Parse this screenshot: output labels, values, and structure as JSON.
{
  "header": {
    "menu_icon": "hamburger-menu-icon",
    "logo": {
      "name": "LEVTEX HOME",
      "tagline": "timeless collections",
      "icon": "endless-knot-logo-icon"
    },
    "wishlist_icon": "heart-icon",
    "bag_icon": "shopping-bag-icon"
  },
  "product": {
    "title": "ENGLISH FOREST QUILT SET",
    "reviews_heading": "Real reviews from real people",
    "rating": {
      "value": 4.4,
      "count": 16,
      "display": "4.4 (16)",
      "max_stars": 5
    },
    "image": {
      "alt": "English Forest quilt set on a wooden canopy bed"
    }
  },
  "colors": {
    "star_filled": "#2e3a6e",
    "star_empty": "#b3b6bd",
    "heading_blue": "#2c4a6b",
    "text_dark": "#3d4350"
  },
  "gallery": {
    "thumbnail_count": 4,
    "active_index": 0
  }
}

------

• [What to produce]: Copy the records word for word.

• [Solution to this problem]:
Parse this screenshot: output labels, values, and structure as JSON.
{
  "header": {
    "menu_icon": "hamburger-menu-icon",
    "logo": {
      "name": "LEVTEX HOME",
      "tagline": "timeless collections",
      "icon": "endless-knot-logo-icon"
    },
    "wishlist_icon": "heart-icon",
    "bag_icon": "shopping-bag-icon"
  },
  "product": {
    "title": "ENGLISH FOREST QUILT SET",
    "reviews_heading": "Real reviews from real people",
    "rating": {
      "value": 4.4,
      "count": 16,
      "display": "4.4 (16)",
      "max_stars": 5
    },
    "image": {
      "alt": "English Forest quilt set on a wooden canopy bed"
    }
  },
  "colors": {
    "star_filled": "#2e3a6e",
    "star_empty": "#b3b6bd",
    "heading_blue": "#2c4a6b",
    "text_dark": "#3d4350"
  },
  "gallery": {
    "thumbnail_count": 4,
    "active_index": 0
  }
}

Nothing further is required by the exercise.